Fort Crevecoeur was the first public building erected by Europeans within the boundaries of the modern state of Illinois and the first fort built in the West by the French. It was founded on the east bank of the Illinois River, in the Illinois Country near the present site of Creve Coeur, a suburb of Peoria, Illinois, in January 1680. It was destroyed on 16 April of that same year by members of La Salle's expedition, who were fearful of being attacked by the Iroquois as the Beaver Wars extended into the area.
Fort Prudhomme, or Prud'homme, was a simple stockade fortification, constructed in late Feb. 1682 on one of the Chickasaw Bluffs of the Mississippi River in West Tennessee by Cavelier de La Salle's French canoe expedition of the Mississippi River Basin. The fortification was intended to provide shelter during the search for a member of the expedition who got lost at a stop while hunting, it was used by the expedition for only ten days. Fort Prudhomme was the first structure built by the French in Tennessee; its exact location is not known.

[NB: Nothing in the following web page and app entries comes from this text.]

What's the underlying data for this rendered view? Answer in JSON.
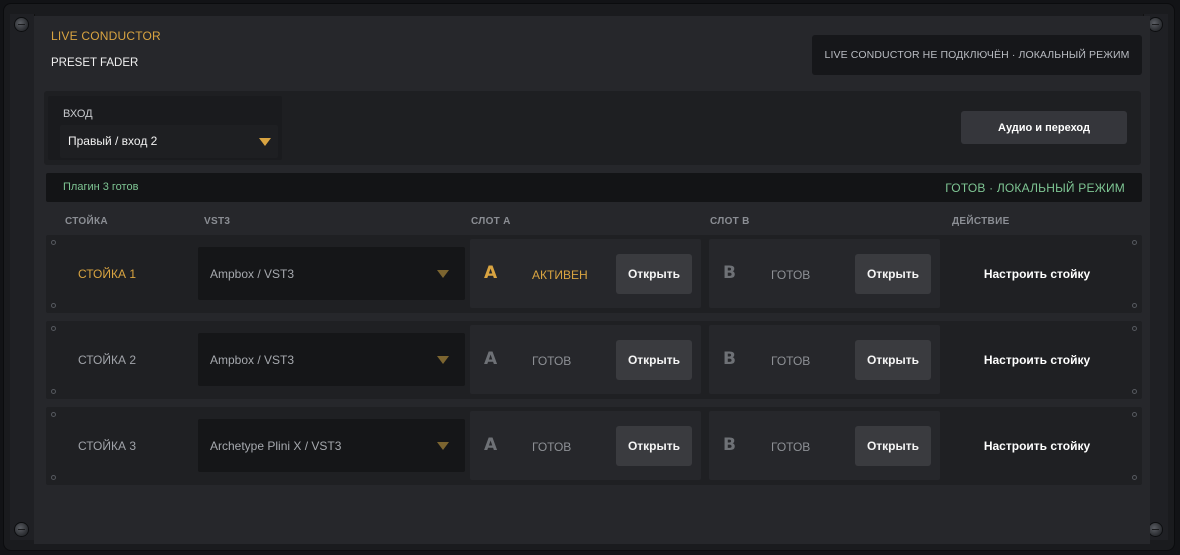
{
  "header": {
    "brand": "LIVE CONDUCTOR",
    "subtitle": "PRESET FADER",
    "connection_status": "LIVE CONDUCTOR НЕ ПОДКЛЮЧЁН · ЛОКАЛЬНЫЙ РЕЖИМ"
  },
  "input": {
    "label": "ВХОД",
    "selected": "Правый / вход 2"
  },
  "audio_button": "Аудио и переход",
  "info": {
    "left": "Плагин 3 готов",
    "right": "ГОТОВ · ЛОКАЛЬНЫЙ РЕЖИМ"
  },
  "columns": {
    "rack": "СТОЙКА",
    "vst": "VST3",
    "slot_a": "СЛОТ A",
    "slot_b": "СЛОТ B",
    "action": "ДЕЙСТВИЕ"
  },
  "racks": [
    {
      "name": "СТОЙКА 1",
      "plugin": "Ampbox / VST3",
      "slot_a": {
        "letter": "A",
        "status": "АКТИВЕН",
        "button": "Открыть"
      },
      "slot_b": {
        "letter": "B",
        "status": "ГОТОВ",
        "button": "Открыть"
      },
      "action": "Настроить стойку"
    },
    {
      "name": "СТОЙКА 2",
      "plugin": "Ampbox / VST3",
      "slot_a": {
        "letter": "A",
        "status": "ГОТОВ",
        "button": "Открыть"
      },
      "slot_b": {
        "letter": "B",
        "status": "ГОТОВ",
        "button": "Открыть"
      },
      "action": "Настроить стойку"
    },
    {
      "name": "СТОЙКА 3",
      "plugin": "Archetype Plini X / VST3",
      "slot_a": {
        "letter": "A",
        "status": "ГОТОВ",
        "button": "Открыть"
      },
      "slot_b": {
        "letter": "B",
        "status": "ГОТОВ",
        "button": "Открыть"
      },
      "action": "Настроить стойку"
    }
  ],
  "colors": {
    "accent": "#d9a441",
    "ok": "#7ec593",
    "background": "#26272b"
  }
}
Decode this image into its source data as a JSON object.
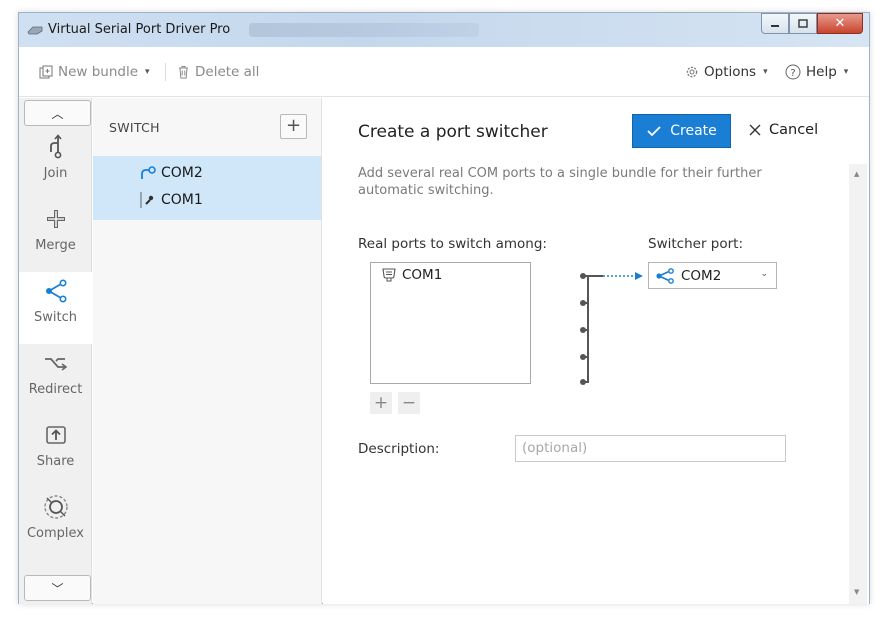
{
  "window": {
    "title": "Virtual Serial Port Driver Pro",
    "controls": [
      "minimize",
      "maximize",
      "close"
    ]
  },
  "toolbar": {
    "new_bundle": "New bundle",
    "delete_all": "Delete all",
    "options": "Options",
    "help": "Help"
  },
  "sidebar": {
    "items": [
      {
        "label": "Join",
        "icon": "join-icon"
      },
      {
        "label": "Merge",
        "icon": "merge-icon"
      },
      {
        "label": "Switch",
        "icon": "switch-icon",
        "active": true
      },
      {
        "label": "Redirect",
        "icon": "redirect-icon"
      },
      {
        "label": "Share",
        "icon": "share-icon"
      },
      {
        "label": "Complex",
        "icon": "complex-icon"
      }
    ]
  },
  "bundles": {
    "header": "SWITCH",
    "selected": {
      "switcher_port": "COM2",
      "real_ports": [
        "COM1"
      ]
    }
  },
  "form": {
    "heading": "Create a port switcher",
    "create_label": "Create",
    "cancel_label": "Cancel",
    "description": "Add several real COM ports to a single bundle for their further automatic switching.",
    "real_ports_label": "Real ports to switch among:",
    "real_ports": [
      "COM1"
    ],
    "switcher_label": "Switcher port:",
    "switcher_value": "COM2",
    "description_label": "Description:",
    "description_placeholder": "(optional)"
  },
  "colors": {
    "accent": "#1a7fd4",
    "selection": "#cfe7f8",
    "sidebar_bg": "#f0f0f0"
  }
}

The La Salle Causeway is a causeway that allows Highway 2 to cross the Cataraqui River at Kingston, Ontario. The causeway separates Kingston's inner and outer harbours. Construction of the causeway was completed on April 15, 1917.
Queen of the Lakes is the unofficial but widely recognized title given to the longest vessel active on the Great Lakes of the United States and Canada. A number of vessels, mostly lake freighters, have been known by the title.
Henri Joutel, a French explorer and soldier, is known for his eyewitness history of the last North American expedition of René Robert Cavelier, Sieur de La Salle.
Ganneious, also spelled Ganneous, is a former village, first settled by the Oneida, located on the North Shore of Lake Ontario near the present site of Napanee, Ontario, Canada. Starting in 1696, it was occupied by the Mississauga.:10
Martin Chartier was a French-Canadian explorer, a glove maker, and then a "white Indian", living much of his life amongst the Shawnee Native Americans.
|Wikimedia Commons has media related to René Robert Cavelier de La Salle .|